Arcas EarthSoul wrote:One thing I'd like to do with a rocket stove is to use cold, outside air for the combustion, rather than drawing indoor air. This creates a very accessible cold-side for a Stirling motor, as cold air passes in through a duct, with the hot-side being at the chimney.
Arcas EarthSoul wrote:One other design modification to the rocket stove I see is in using used fry-grease from restaurants as fuel... In our day, used fry-grease can be painstakingly filtered, dehydrated, and processed into bio-diesel; but in a much simpler process, straight used fry-grease (with some filtration) could be channeled into the combustion chamber of a rocket stove to power an external combustion "engine", such as a rocket stove paired with a Stirling motor. This could provide a fair amount of electricity along with heat during Winter months and at night when solar is much less available.
Arcas EarthSoul wrote:The biggest problem I see is the lack of a decent commercially-available Stirling motor generator.
Max Kennedy wrote:Cyclone power, maker of the WHE has been promising much for a very long time but has nothing but prototypes. Don't hold your breath!
Max Kennedy wrote:Cyclone should have been marketing a product a long time ago. Will believe it when I see it but won't be holding my breath. Until then it's so much vapourware!
Warren Weisman wrote:
One moving part, turbines operate for decades without maintenance and have a far greater weight-to-power ratio than any piston engine and unlike a steam engine do not require lubrication, which renders your condensed steam unusable (you cannot have oil in a power boiler).
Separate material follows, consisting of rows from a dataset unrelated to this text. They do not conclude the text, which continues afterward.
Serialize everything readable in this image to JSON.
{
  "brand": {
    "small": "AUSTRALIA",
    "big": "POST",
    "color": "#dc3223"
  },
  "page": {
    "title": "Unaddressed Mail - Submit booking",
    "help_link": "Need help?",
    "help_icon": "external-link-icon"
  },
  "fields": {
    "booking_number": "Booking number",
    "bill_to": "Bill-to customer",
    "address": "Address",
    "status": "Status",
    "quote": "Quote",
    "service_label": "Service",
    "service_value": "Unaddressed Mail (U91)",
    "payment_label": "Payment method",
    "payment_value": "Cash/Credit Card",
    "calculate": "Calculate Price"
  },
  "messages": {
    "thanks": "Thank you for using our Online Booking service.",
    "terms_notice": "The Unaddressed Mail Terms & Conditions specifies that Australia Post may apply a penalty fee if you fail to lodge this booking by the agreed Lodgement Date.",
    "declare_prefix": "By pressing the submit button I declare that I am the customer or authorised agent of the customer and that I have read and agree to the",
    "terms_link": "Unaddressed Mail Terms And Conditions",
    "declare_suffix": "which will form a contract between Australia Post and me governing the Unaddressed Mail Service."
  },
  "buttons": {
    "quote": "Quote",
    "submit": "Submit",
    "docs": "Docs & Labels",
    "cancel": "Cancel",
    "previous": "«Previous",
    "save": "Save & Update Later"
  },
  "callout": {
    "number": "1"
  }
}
Your efficiency depends entirely on your boiler design and burner, which if you know what you're doing can easily exceed 40%. The Stanley Steam Car's 20 hp boiler took only 25 minutes to reach operating temperature and got comparable fuel economy to the Model T for a long time with probably the most inefficient boiler configuration ever after a single flue marine boiler.